Following the information that has been circulating in the media and social networks regarding the lack of medication for two months at the Chicuque Rural Hospital, in the southern province of Inhambane, the Citizen Observatory for Health (OCS) has called the authorities of that hospital to learn more about the situation.
During the communication, the chief medical of Chicuque Rural Hospital, Micail Julaya, rebuts the information regarding the absence of paracetamol for two months, arguing that “it is not true that this hospital lacks medicine. The information on television did not come from the hospital, that was journalists’ invention.”
According to the chief medical, the hospital management “distances itself from the alleged lack of medicine. For a better understanding on the subject, one should consult the Maxixe District Services of Health, Women and Social Action, which are responsible for the management of medicines.”

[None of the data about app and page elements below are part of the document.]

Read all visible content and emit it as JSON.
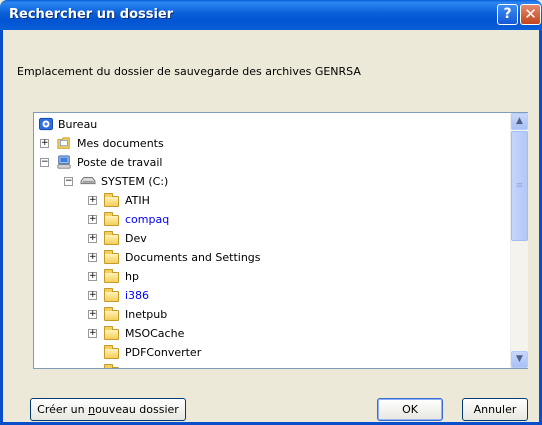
{
  "window": {
    "title": "Rechercher un dossier",
    "help_glyph": "?",
    "close_glyph": "✕"
  },
  "instruction": "Emplacement du dossier de sauvegarde des archives GENRSA",
  "tree": {
    "items": [
      {
        "label": "Bureau",
        "icon": "desktop-icon",
        "expander": "",
        "color": "#000000"
      },
      {
        "label": "Mes documents",
        "icon": "my-documents-icon",
        "expander": "+",
        "color": "#000000"
      },
      {
        "label": "Poste de travail",
        "icon": "my-computer-icon",
        "expander": "−",
        "color": "#000000"
      },
      {
        "label": "SYSTEM (C:)",
        "icon": "drive-icon",
        "expander": "−",
        "color": "#000000"
      },
      {
        "label": "ATIH",
        "icon": "folder-icon",
        "expander": "+",
        "color": "#000000"
      },
      {
        "label": "compaq",
        "icon": "folder-icon",
        "expander": "+",
        "color": "#0000ff"
      },
      {
        "label": "Dev",
        "icon": "folder-icon",
        "expander": "+",
        "color": "#000000"
      },
      {
        "label": "Documents and Settings",
        "icon": "folder-icon",
        "expander": "+",
        "color": "#000000"
      },
      {
        "label": "hp",
        "icon": "folder-icon",
        "expander": "+",
        "color": "#000000"
      },
      {
        "label": "i386",
        "icon": "folder-icon",
        "expander": "+",
        "color": "#0000ff"
      },
      {
        "label": "Inetpub",
        "icon": "folder-icon",
        "expander": "+",
        "color": "#000000"
      },
      {
        "label": "MSOCache",
        "icon": "folder-icon",
        "expander": "+",
        "color": "#000000"
      },
      {
        "label": "PDFConverter",
        "icon": "folder-icon",
        "expander": "",
        "color": "#000000"
      }
    ]
  },
  "buttons": {
    "new_folder_pre": "Créer un ",
    "new_folder_u": "n",
    "new_folder_post": "ouveau dossier",
    "ok": "OK",
    "cancel": "Annuler"
  }
}
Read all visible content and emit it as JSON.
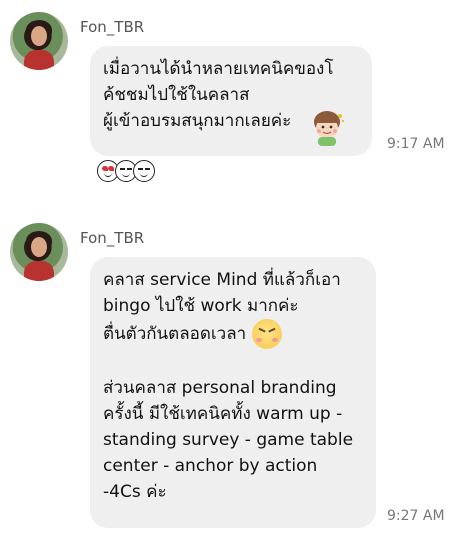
{
  "messages": [
    {
      "sender": "Fon_TBR",
      "lines": [
        "เมื่อวานได้นำหลายเทคนิคของโ",
        "ค้ชชมไปใช้ในคลาส",
        "ผู้เข้าอบรมสนุกมากเลยค่ะ"
      ],
      "sticker": "smiling-girl-sticker",
      "time": "9:17 AM",
      "reactions": [
        "heart-eyes-emoji",
        "smile-emoji",
        "smile-emoji"
      ]
    },
    {
      "sender": "Fon_TBR",
      "lines": [
        "คลาส service Mind ที่แล้วก็เอา",
        "bingo ไปใช้ work มากค่ะ",
        "ตื่นตัวกันตลอดเวลา",
        "",
        "ส่วนคลาส personal branding",
        "ครั้งนี้ มีใช้เทคนิคทั้ง warm up -",
        "standing survey - game table",
        "center - anchor by action",
        "-4Cs ค่ะ"
      ],
      "inline_emoji": "grinning-blush-emoji",
      "time": "9:27 AM"
    }
  ]
}
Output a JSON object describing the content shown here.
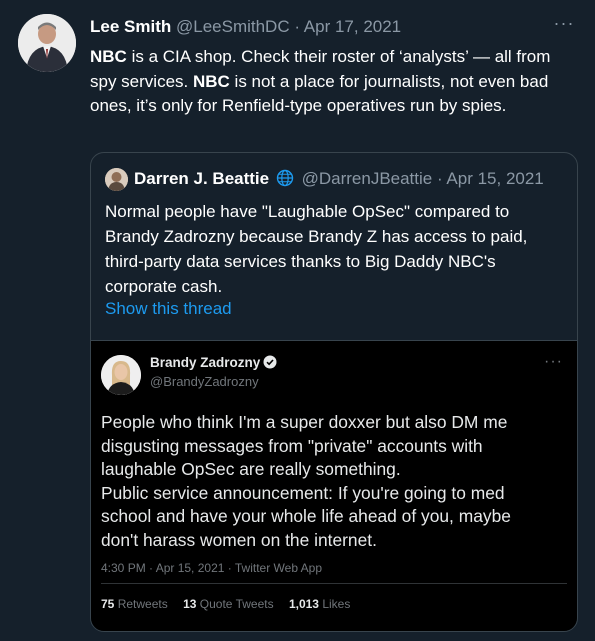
{
  "tweet": {
    "author_name": "Lee Smith",
    "author_meta": "@LeeSmithDC · Apr 17, 2021",
    "body_line1_bold": "NBC",
    "body_line1_rest": " is a CIA shop. Check their roster of ‘analysts’ — all from spy services. ",
    "body_line2_bold": "NBC",
    "body_line2_rest": " is not a place for journalists, not even bad ones, it’s only for Renfield-type operatives run by spies.",
    "more_label": "···"
  },
  "quote": {
    "author_name": "Darren J. Beattie",
    "author_meta": "@DarrenJBeattie · Apr 15, 2021",
    "body": "Normal people have \"Laughable OpSec\"  compared to Brandy Zadrozny because Brandy Z has access to paid, third-party data services thanks to Big Daddy NBC's corporate cash.",
    "show_thread": "Show this thread"
  },
  "embedded": {
    "author_name": "Brandy Zadrozny",
    "handle": "@BrandyZadrozny",
    "more_label": "···",
    "body_lines": [
      "People who think I'm a super doxxer but also DM me",
      "disgusting messages from \"private\" accounts with",
      "laughable OpSec are really something.",
      "Public service announcement: If you're going to med",
      "school and have your whole life ahead of you, maybe",
      "don't harass women on the internet."
    ],
    "timestamp": "4:30 PM · Apr 15, 2021 · Twitter Web App",
    "retweets_count": "75",
    "retweets_label": "Retweets",
    "quote_count": "13",
    "quote_label": "Quote Tweets",
    "likes_count": "1,013",
    "likes_label": "Likes"
  },
  "colors": {
    "background": "#15202b",
    "link": "#1d9bf0",
    "muted": "#8b98a5"
  }
}
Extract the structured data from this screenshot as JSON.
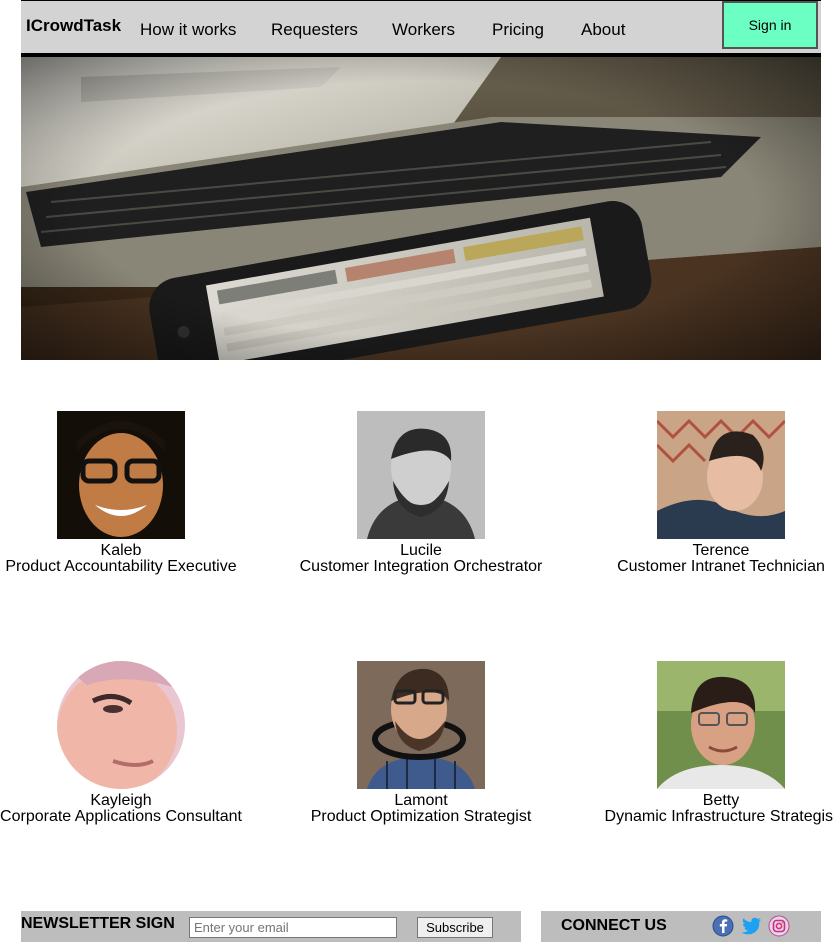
{
  "header": {
    "logo": "ICrowdTask",
    "nav": [
      "How it works",
      "Requesters",
      "Workers",
      "Pricing",
      "About"
    ],
    "signin_label": "Sign in",
    "signin_color": "#6bffc4"
  },
  "hero": {
    "image": "laptop-and-smartphone-photo"
  },
  "team": [
    {
      "name": "Kaleb",
      "role": "Product Accountability Executive"
    },
    {
      "name": "Lucile",
      "role": "Customer Integration Orchestrator"
    },
    {
      "name": "Terence",
      "role": "Customer Intranet Technician"
    },
    {
      "name": "Kayleigh",
      "role": "Corporate Applications Consultant"
    },
    {
      "name": "Lamont",
      "role": "Product Optimization Strategist"
    },
    {
      "name": "Betty",
      "role": "Dynamic Infrastructure Strategist"
    }
  ],
  "newsletter": {
    "title": "NEWSLETTER SIGN",
    "placeholder": "Enter your email",
    "subscribe_label": "Subscribe"
  },
  "connect": {
    "title": "CONNECT US",
    "icons": [
      "facebook-icon",
      "twitter-icon",
      "instagram-icon"
    ]
  }
}
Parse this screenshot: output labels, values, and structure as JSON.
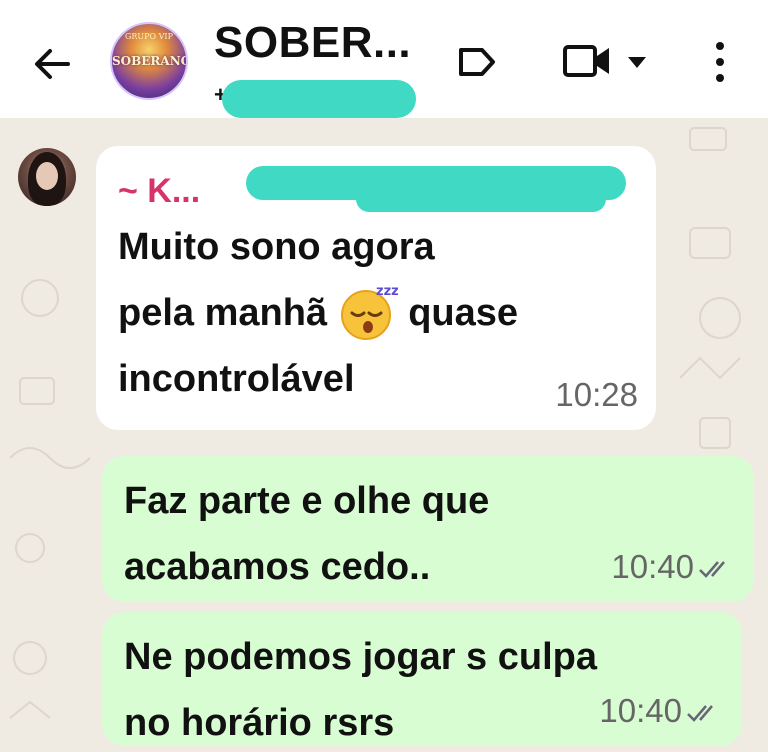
{
  "header": {
    "title": "SOBER...",
    "subtitle": "+• ...2...",
    "avatar_text": "SOBERANOS",
    "avatar_small_text": "GRUPO VIP"
  },
  "icons": {
    "back": "arrow-left-icon",
    "label": "label-tag-icon",
    "video": "video-call-icon",
    "caret": "caret-down-icon",
    "more": "more-vert-icon"
  },
  "messages": [
    {
      "direction": "in",
      "sender": "~ K...",
      "lines": [
        "Muito sono agora",
        "pela manhã",
        "quase",
        "incontrolável"
      ],
      "time": "10:28"
    },
    {
      "direction": "out",
      "lines": [
        "Faz parte e olhe que",
        "acabamos cedo.."
      ],
      "time": "10:40"
    },
    {
      "direction": "out",
      "lines": [
        "Ne podemos jogar s culpa",
        "no horário rsrs"
      ],
      "time": "10:40"
    }
  ],
  "colors": {
    "incoming_bubble": "#ffffff",
    "outgoing_bubble": "#d9fdd3",
    "sender_name": "#d6336c",
    "redaction": "#3fd9c4",
    "wallpaper": "#efeae2"
  }
}
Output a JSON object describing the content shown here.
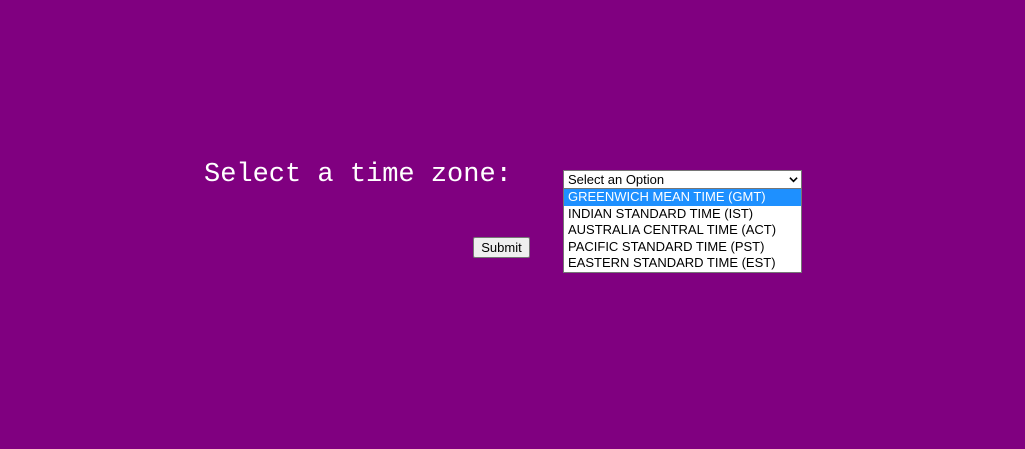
{
  "form": {
    "label": "Select a time zone:",
    "select": {
      "value": "Select an Option",
      "icon": "chevron-down-icon",
      "options": [
        "GREENWICH MEAN TIME (GMT)",
        "INDIAN STANDARD TIME (IST)",
        "AUSTRALIA CENTRAL TIME (ACT)",
        "PACIFIC STANDARD TIME (PST)",
        "EASTERN STANDARD TIME (EST)"
      ],
      "highlighted_index": 0
    },
    "submit_label": "Submit"
  },
  "colors": {
    "background": "#800080",
    "highlight": "#1e90ff",
    "text": "#ffffff"
  }
}
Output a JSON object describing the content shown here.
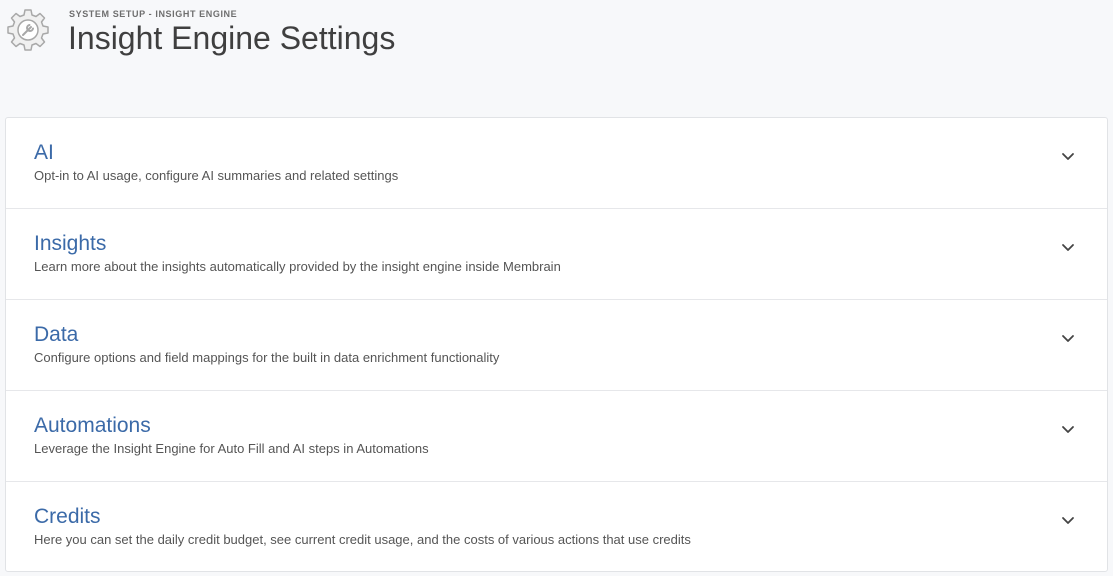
{
  "header": {
    "breadcrumb": "SYSTEM SETUP - INSIGHT ENGINE",
    "title": "Insight Engine Settings",
    "icon": "gear-wrench-icon"
  },
  "sections": [
    {
      "title": "AI",
      "description": "Opt-in to AI usage, configure AI summaries and related settings"
    },
    {
      "title": "Insights",
      "description": "Learn more about the insights automatically provided by the insight engine inside Membrain"
    },
    {
      "title": "Data",
      "description": "Configure options and field mappings for the built in data enrichment functionality"
    },
    {
      "title": "Automations",
      "description": "Leverage the Insight Engine for Auto Fill and AI steps in Automations"
    },
    {
      "title": "Credits",
      "description": "Here you can set the daily credit budget, see current credit usage, and the costs of various actions that use credits"
    }
  ],
  "colors": {
    "accent": "#3b6aa8",
    "background": "#f7f8fa"
  }
}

“Who manages the medicines is not the heath unit that serves the patients”, Julaya stressed.
The rebuttal of the inexistence of the medication comes at a time when, according to research carried out by OCS, entitled Challenges of Policy Implementation in Times of Crisis and Minimization Strategy, the Covid-19 pandemic proved that the Mozambican government does not have an adequate contingency plan to provide quality health services in times of crisis, as the population growth, associated with high fertility and birth rates, generates increased demand for health services. (read the full research: https://www.observatoriodesaude.org/covid-19-provou-que-o-governo-nao-esta-preparado-para-lidar-com-crises/).
Notwithstanding the rebuttal, the provincial chief medical in Inhambane, João Muchanga, in a statement to various media outlets, revealed that available medicines may last for four months only, adding that “other essential medicines have run out of time because of mismanagement and incorrect storage procedures.”
“Now we are carrying out activities to improve the management of medicine. Inhambane province has enough medicines to supply 144 health units for four months”, the doctor said.
Mistreatment VS Respect for Hospital Rules
In addition to the information regarding the lack of medicines, the OCS, through its green line, has recently received calls from some users of Chicuque’s health services, denouncing occurrence of mistreatment and slowness in care.
“I went to Chicuque Rural Hospital because my daughter was injured. I was told that the x-ray is only done from 07 until 15:30, so I should come back the next day. When I came back, I was mistreated… the professional yelled at me and ordered me to sit in a place with intense sun, but I refused”, says a user, in an anonymous condition.
“Every time I go to Chicuque Rural Hospital, I witness mistreatment and, as if that wasn’t enough, they are very slow to attend people. They even questioned me why my child fell, as if the accident was on purpose, but I said I was on duty. I noticed the professional who scolded me… other patients complained about the lack of care when changing plaster”, said the same patient.
Faced with mistreatment complaints, Micail Julaya stated that “we agree that there is bad service, but we have to understand what bad service is… there are patients who, for example, don’t understand that they have to meet a criterion to get to the urgent services.”
“I’m not saying that users are liars, what I’m saying is that sometimes there is a misperception about matters… each health unit has its habits and there are cases in which some patients get confused… when there is a noise in the information, misperception arises, although there are professionals who don’t know how to talk to patients”, the manager added.
What happens, Julaya explained, is that there are people who come to the Rural Hospital with illnesses that should be assistance at the health center.
“For example, the hospital has serious patients, and in this case the serious patient is given priority over the one who should be seen at the health center. Some people don’t understand this and say they are being misunderstood”, Julaya says.
“In cases of mistreatment, there is a box for complaints”, the manager stressed.
According to the same source, mistreatment is relative because “there are patients who are right and there are others who, disagreeing with the health technician’s recommendations, say they are mistreated, simply because they disagree.”
The manager also revealed that “now, for example, we have a lady who had two cesarean sections. We advised her to have another cesarian section, but she says she doesn’t want one. We then advise her to sign the paper, but she refuses. This leads to a misunderstanding and, behind it, a big debate. The user is always right, but he/she should know how to respect health professionals, we should all preserve good habits.”
The Rural Hospital of Chicuque, explains the manager, receives people from other provinces, including people from Maputo and Beira, because “they know that we know how to treat people.”
“Our positioning, as the Rural Hospital of Chicuque, lies in the continuous improvement of the work, we will do what is within our reach, but we need the collaboration of the users for a good functioning of our health system.”